### Exercise details:
Here is a block of records. Copy every one of them exactly.

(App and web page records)
━━━━━━━━━━━━━━━━
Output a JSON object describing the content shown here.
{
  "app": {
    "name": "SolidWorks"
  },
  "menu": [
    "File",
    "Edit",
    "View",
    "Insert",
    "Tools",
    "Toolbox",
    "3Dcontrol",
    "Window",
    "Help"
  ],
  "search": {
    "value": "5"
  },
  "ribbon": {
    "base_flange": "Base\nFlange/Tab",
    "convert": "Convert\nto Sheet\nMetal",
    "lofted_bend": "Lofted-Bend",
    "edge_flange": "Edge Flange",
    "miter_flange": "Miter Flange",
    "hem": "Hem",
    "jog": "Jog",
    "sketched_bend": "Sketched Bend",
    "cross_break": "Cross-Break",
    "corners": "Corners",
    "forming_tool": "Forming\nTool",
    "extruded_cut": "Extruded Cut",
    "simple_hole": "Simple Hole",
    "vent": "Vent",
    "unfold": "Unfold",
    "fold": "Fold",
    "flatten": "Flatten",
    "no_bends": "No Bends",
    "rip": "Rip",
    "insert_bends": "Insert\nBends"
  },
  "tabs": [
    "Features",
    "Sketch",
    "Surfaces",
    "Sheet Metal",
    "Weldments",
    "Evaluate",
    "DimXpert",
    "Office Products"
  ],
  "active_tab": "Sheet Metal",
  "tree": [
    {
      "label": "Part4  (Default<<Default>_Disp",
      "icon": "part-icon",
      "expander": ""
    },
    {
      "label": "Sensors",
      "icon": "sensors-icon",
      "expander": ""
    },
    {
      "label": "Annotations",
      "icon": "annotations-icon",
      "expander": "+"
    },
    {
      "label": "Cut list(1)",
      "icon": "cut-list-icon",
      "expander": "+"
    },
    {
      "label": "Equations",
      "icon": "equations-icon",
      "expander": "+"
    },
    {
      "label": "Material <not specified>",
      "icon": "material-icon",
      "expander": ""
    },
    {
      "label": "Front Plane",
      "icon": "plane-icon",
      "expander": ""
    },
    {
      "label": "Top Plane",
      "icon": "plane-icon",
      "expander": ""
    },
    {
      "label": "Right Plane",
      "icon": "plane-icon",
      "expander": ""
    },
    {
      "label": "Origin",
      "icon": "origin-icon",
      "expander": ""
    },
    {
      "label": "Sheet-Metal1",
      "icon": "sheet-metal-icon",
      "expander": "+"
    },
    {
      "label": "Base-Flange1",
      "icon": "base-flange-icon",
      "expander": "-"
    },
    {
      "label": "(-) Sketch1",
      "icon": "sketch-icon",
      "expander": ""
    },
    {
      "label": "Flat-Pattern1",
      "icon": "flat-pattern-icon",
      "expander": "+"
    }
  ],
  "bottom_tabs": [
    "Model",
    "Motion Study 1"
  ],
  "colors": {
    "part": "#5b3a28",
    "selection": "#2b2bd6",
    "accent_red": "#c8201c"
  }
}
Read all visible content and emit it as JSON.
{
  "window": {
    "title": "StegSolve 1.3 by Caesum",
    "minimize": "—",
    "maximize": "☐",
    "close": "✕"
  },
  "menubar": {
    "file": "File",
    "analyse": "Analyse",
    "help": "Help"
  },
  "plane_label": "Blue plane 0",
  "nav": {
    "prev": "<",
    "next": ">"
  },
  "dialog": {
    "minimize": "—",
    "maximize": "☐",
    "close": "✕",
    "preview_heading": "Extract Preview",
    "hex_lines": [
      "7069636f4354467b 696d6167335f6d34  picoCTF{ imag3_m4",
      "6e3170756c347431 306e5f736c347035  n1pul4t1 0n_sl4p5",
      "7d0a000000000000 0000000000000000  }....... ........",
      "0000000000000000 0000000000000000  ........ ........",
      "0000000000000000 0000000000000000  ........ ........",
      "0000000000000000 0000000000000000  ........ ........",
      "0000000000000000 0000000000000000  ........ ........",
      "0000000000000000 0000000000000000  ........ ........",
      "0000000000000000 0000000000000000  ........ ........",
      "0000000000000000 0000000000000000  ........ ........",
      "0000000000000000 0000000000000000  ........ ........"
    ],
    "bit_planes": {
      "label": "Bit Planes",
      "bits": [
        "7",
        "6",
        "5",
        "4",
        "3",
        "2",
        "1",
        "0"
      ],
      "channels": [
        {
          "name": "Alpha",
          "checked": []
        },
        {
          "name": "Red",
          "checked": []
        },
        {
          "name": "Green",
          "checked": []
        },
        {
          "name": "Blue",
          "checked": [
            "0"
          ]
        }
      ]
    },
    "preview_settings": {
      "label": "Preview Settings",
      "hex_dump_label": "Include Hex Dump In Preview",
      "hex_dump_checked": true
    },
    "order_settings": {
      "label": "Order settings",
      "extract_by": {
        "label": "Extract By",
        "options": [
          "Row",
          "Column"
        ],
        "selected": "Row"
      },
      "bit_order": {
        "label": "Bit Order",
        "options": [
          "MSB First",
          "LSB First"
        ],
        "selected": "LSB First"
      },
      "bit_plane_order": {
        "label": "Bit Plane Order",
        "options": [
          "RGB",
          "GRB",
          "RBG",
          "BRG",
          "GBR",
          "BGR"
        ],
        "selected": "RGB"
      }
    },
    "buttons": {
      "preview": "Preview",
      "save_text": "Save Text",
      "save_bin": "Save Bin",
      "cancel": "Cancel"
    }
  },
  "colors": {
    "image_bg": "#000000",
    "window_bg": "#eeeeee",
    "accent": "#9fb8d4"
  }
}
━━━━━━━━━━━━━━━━
### Output for this task:
Output a JSON object describing the content shown here.
{
  "app": {
    "name": "SolidWorks"
  },
  "menu": [
    "File",
    "Edit",
    "View",
    "Insert",
    "Tools",
    "Toolbox",
    "3Dcontrol",
    "Window",
    "Help"
  ],
  "search": {
    "value": "5"
  },
  "ribbon": {
    "base_flange": "Base\nFlange/Tab",
    "convert": "Convert\nto Sheet\nMetal",
    "lofted_bend": "Lofted-Bend",
    "edge_flange": "Edge Flange",
    "miter_flange": "Miter Flange",
    "hem": "Hem",
    "jog": "Jog",
    "sketched_bend": "Sketched Bend",
    "cross_break": "Cross-Break",
    "corners": "Corners",
    "forming_tool": "Forming\nTool",
    "extruded_cut": "Extruded Cut",
    "simple_hole": "Simple Hole",
    "vent": "Vent",
    "unfold": "Unfold",
    "fold": "Fold",
    "flatten": "Flatten",
    "no_bends": "No Bends",
    "rip": "Rip",
    "insert_bends": "Insert\nBends"
  },
  "tabs": [
    "Features",
    "Sketch",
    "Surfaces",
    "Sheet Metal",
    "Weldments",
    "Evaluate",
    "DimXpert",
    "Office Products"
  ],
  "active_tab": "Sheet Metal",
  "tree": [
    {
      "label": "Part4  (Default<<Default>_Disp",
      "icon": "part-icon",
      "expander": ""
    },
    {
      "label": "Sensors",
      "icon": "sensors-icon",
      "expander": ""
    },
    {
      "label": "Annotations",
      "icon": "annotations-icon",
      "expander": "+"
    },
    {
      "label": "Cut list(1)",
      "icon": "cut-list-icon",
      "expander": "+"
    },
    {
      "label": "Equations",
      "icon": "equations-icon",
      "expander": "+"
    },
    {
      "label": "Material <not specified>",
      "icon": "material-icon",
      "expander": ""
    },
    {
      "label": "Front Plane",
      "icon": "plane-icon",
      "expander": ""
    },
    {
      "label": "Top Plane",
      "icon": "plane-icon",
      "expander": ""
    },
    {
      "label": "Right Plane",
      "icon": "plane-icon",
      "expander": ""
    },
    {
      "label": "Origin",
      "icon": "origin-icon",
      "expander": ""
    },
    {
      "label": "Sheet-Metal1",
      "icon": "sheet-metal-icon",
      "expander": "+"
    },
    {
      "label": "Base-Flange1",
      "icon": "base-flange-icon",
      "expander": "-"
    },
    {
      "label": "(-) Sketch1",
      "icon": "sketch-icon",
      "expander": ""
    },
    {
      "label": "Flat-Pattern1",
      "icon": "flat-pattern-icon",
      "expander": "+"
    }
  ],
  "bottom_tabs": [
    "Model",
    "Motion Study 1"
  ],
  "colors": {
    "part": "#5b3a28",
    "selection": "#2b2bd6",
    "accent_red": "#c8201c"
  }
}
Read all visible content and emit it as JSON.
{
  "window": {
    "title": "StegSolve 1.3 by Caesum",
    "minimize": "—",
    "maximize": "☐",
    "close": "✕"
  },
  "menubar": {
    "file": "File",
    "analyse": "Analyse",
    "help": "Help"
  },
  "plane_label": "Blue plane 0",
  "nav": {
    "prev": "<",
    "next": ">"
  },
  "dialog": {
    "minimize": "—",
    "maximize": "☐",
    "close": "✕",
    "preview_heading": "Extract Preview",
    "hex_lines": [
      "7069636f4354467b 696d6167335f6d34  picoCTF{ imag3_m4",
      "6e3170756c347431 306e5f736c347035  n1pul4t1 0n_sl4p5",
      "7d0a000000000000 0000000000000000  }....... ........",
      "0000000000000000 0000000000000000  ........ ........",
      "0000000000000000 0000000000000000  ........ ........",
      "0000000000000000 0000000000000000  ........ ........",
      "0000000000000000 0000000000000000  ........ ........",
      "0000000000000000 0000000000000000  ........ ........",
      "0000000000000000 0000000000000000  ........ ........",
      "0000000000000000 0000000000000000  ........ ........",
      "0000000000000000 0000000000000000  ........ ........"
    ],
    "bit_planes": {
      "label": "Bit Planes",
      "bits": [
        "7",
        "6",
        "5",
        "4",
        "3",
        "2",
        "1",
        "0"
      ],
      "channels": [
        {
          "name": "Alpha",
          "checked": []
        },
        {
          "name": "Red",
          "checked": []
        },
        {
          "name": "Green",
          "checked": []
        },
        {
          "name": "Blue",
          "checked": [
            "0"
          ]
        }
      ]
    },
    "preview_settings": {
      "label": "Preview Settings",
      "hex_dump_label": "Include Hex Dump In Preview",
      "hex_dump_checked": true
    },
    "order_settings": {
      "label": "Order settings",
      "extract_by": {
        "label": "Extract By",
        "options": [
          "Row",
          "Column"
        ],
        "selected": "Row"
      },
      "bit_order": {
        "label": "Bit Order",
        "options": [
          "MSB First",
          "LSB First"
        ],
        "selected": "LSB First"
      },
      "bit_plane_order": {
        "label": "Bit Plane Order",
        "options": [
          "RGB",
          "GRB",
          "RBG",
          "BRG",
          "GBR",
          "BGR"
        ],
        "selected": "RGB"
      }
    },
    "buttons": {
      "preview": "Preview",
      "save_text": "Save Text",
      "save_bin": "Save Bin",
      "cancel": "Cancel"
    }
  },
  "colors": {
    "image_bg": "#000000",
    "window_bg": "#eeeeee",
    "accent": "#9fb8d4"
  }
}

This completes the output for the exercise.